STATE OF ELEPHANTS IN ZAMBIA TODAY
In 2015 the Zambia Wildlife Authority (ZAWA) which is now called the Department of National Parks and Wildlife (DNPW) in Zambia, commissioned an aerial survey of wildlife. Funding was provided by Vulcan Incorporation as part of the Great Elephant Census, a Paul G. Allen Family Foundation project.
The report states that one area, the Sioma Ngwezi at the very bottom of Zambia, close to the borders of Namibia and Angola indicates a declining population. The good news is that the Luangwa population should be increasing which we attribute to the vigilance and dedication of Conservation South Luangwa and the support they receive from Africa Hope Fund and other international large donors and local lodges.
One area covered by the Zambia Carnivore Programme, Kafue National Park, as well as the Lower Zambezi which borders Zimbabwe, another troubled country when it comes to wildlife conservation, are at a delicate tipping point.
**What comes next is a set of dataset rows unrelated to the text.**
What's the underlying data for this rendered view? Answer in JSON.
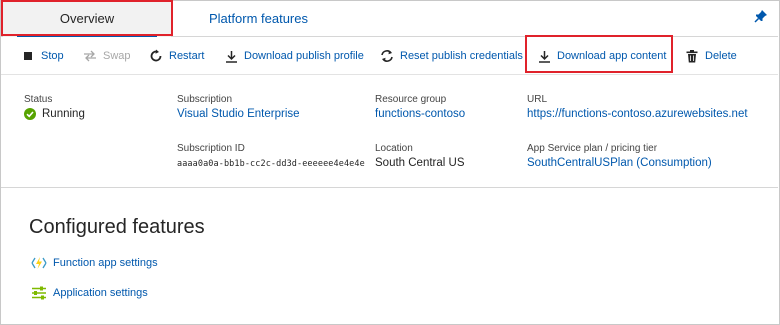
{
  "tabs": [
    {
      "label": "Overview",
      "active": true
    },
    {
      "label": "Platform features",
      "active": false
    }
  ],
  "toolbar": {
    "stop": "Stop",
    "swap": "Swap",
    "restart": "Restart",
    "download_profile": "Download publish profile",
    "reset_credentials": "Reset publish credentials",
    "download_content": "Download app content",
    "delete": "Delete"
  },
  "essentials": {
    "status": {
      "label": "Status",
      "value": "Running"
    },
    "subscription": {
      "label": "Subscription",
      "value": "Visual Studio Enterprise"
    },
    "subscription_id": {
      "label": "Subscription ID",
      "value": "aaaa0a0a-bb1b-cc2c-dd3d-eeeeee4e4e4e"
    },
    "resource_group": {
      "label": "Resource group",
      "value": "functions-contoso"
    },
    "location": {
      "label": "Location",
      "value": "South Central US"
    },
    "url": {
      "label": "URL",
      "value": "https://functions-contoso.azurewebsites.net"
    },
    "plan": {
      "label": "App Service plan / pricing tier",
      "value": "SouthCentralUSPlan (Consumption)"
    }
  },
  "configured": {
    "title": "Configured features",
    "items": [
      {
        "label": "Function app settings",
        "icon": "lightning-icon"
      },
      {
        "label": "Application settings",
        "icon": "settings-sliders-icon"
      }
    ]
  },
  "colors": {
    "link": "#0058ad",
    "highlight": "#e0222b",
    "running": "#57a300",
    "disabled": "#a7a7a7"
  }
}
This is according to the official Zambian government report. However, last year when I was in Mfuwe and spoke with longtime residents and conservation experts, we talked about the numbers the government reports as often being at odds with the numbers submitted to them by people in the field. A reputable foundation funded this research, so the numbers are probably close to actual.
The bottom line is that the war against elephants is not over. We have a chance to save them from extinction. But if unstable bordering countries run out of sources for ivory which means a lot of money to terrorist groups and other black market dealers, we worry they will find “our” wildlife more attractive than ever. They can cross into the Luangwa Valley in bigger numbers to take out the biggest and best tusks, leaving elephant families without leaders, diminishing their gene pool and moving them closer to extinction because they don’t reproduce quickly enough.
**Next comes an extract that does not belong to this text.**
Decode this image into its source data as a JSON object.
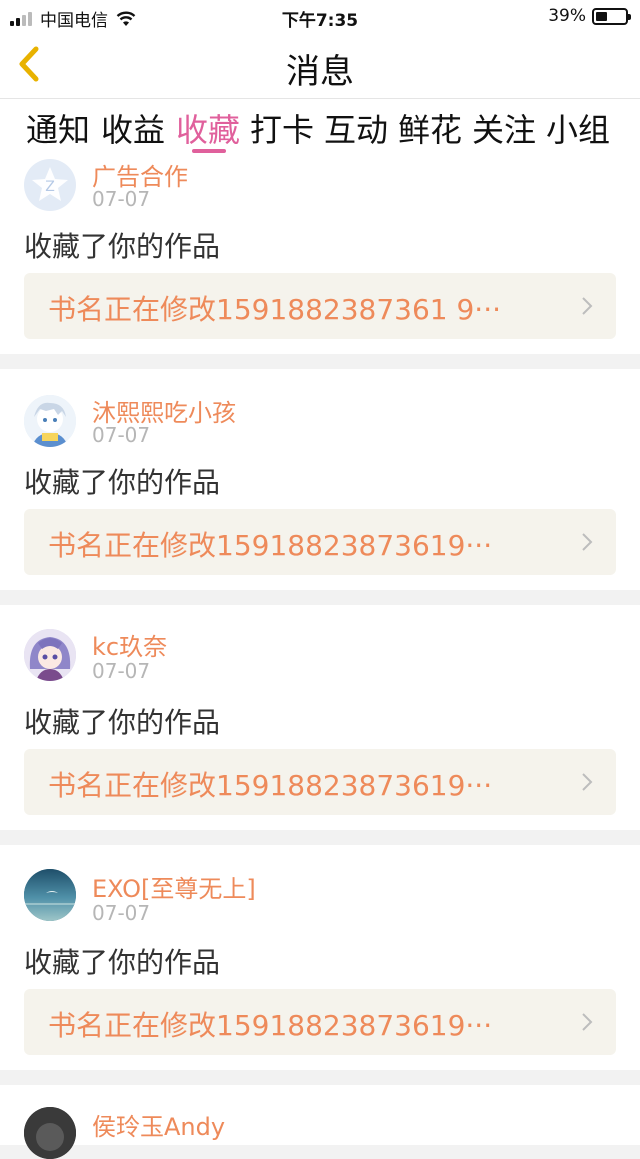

This is why our Safari on the River fundraiser September 18, 2016 is important. Yes, you’ll have a wonderful time under the trees at Juluka Landing, a marina on the Sacramento River, but more importantly, you will be able to say that you helped preserve elephants for the next generation.
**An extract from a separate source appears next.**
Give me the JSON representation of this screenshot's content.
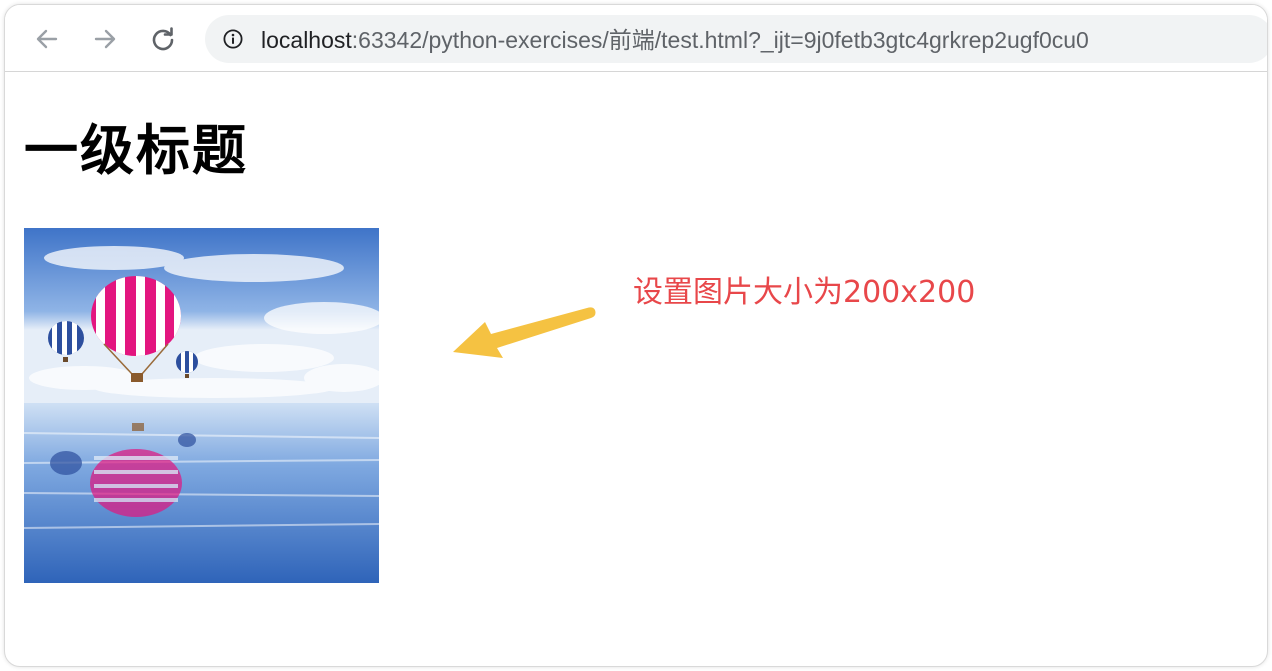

Written by Patricia Cole
An Africa Hope Fund board member for 7 years, Pat is a writer and a conservation activist. After traveling to Zambia, she became dedicated to helping Africa Hope Fund provide education to the next generation of Africans and ensure their future by protecting wildlife. Find Patricia on Facebook and Twitter, or on her websites www.writepatwrite.com and www.patmcole.com.